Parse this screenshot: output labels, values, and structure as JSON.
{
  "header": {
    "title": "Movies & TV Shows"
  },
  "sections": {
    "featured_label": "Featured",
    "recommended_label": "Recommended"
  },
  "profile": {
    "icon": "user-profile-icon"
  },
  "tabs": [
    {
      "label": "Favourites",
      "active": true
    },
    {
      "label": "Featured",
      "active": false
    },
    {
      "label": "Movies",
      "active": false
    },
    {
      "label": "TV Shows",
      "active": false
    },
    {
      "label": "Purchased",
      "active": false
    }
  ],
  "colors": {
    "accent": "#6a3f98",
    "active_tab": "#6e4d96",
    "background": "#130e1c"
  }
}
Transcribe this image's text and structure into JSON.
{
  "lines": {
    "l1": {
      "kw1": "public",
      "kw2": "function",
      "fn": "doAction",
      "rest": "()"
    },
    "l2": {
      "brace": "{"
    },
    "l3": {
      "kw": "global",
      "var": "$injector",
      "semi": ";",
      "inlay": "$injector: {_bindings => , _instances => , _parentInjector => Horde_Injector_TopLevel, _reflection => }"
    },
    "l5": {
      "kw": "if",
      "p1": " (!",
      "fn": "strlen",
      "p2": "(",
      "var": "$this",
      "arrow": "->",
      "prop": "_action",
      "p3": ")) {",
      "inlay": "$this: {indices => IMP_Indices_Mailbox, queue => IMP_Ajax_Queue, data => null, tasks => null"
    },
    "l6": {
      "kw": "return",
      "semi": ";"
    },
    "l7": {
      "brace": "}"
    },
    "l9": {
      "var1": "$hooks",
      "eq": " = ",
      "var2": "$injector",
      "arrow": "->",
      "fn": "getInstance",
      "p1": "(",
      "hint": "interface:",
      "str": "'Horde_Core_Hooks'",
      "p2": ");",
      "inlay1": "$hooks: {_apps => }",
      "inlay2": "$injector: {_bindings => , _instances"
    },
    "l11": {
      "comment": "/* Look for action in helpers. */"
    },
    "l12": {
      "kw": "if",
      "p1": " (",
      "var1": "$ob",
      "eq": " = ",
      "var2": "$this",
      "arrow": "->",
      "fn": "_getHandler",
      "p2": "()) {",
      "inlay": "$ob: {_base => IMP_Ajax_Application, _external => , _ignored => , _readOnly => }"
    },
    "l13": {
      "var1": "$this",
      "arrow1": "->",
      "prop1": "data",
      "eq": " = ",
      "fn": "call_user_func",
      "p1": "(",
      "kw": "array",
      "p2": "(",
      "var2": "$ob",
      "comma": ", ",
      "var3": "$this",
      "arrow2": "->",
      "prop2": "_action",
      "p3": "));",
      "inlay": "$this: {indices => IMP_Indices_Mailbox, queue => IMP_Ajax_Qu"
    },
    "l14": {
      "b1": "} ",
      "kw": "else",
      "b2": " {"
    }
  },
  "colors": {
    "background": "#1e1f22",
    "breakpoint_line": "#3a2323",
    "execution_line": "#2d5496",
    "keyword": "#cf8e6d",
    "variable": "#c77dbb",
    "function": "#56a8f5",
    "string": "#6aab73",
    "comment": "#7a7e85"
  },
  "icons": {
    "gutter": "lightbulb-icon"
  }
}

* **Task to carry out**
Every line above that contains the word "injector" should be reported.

* **Answer for the task**
      "var": "$injector",
      "inlay": "$injector: {_bindings => , _instances => , _parentInjector => Horde_Injector_TopLevel, _reflection => }"
      "var2": "$injector",
      "inlay2": "$injector: {_bindings => , _instances"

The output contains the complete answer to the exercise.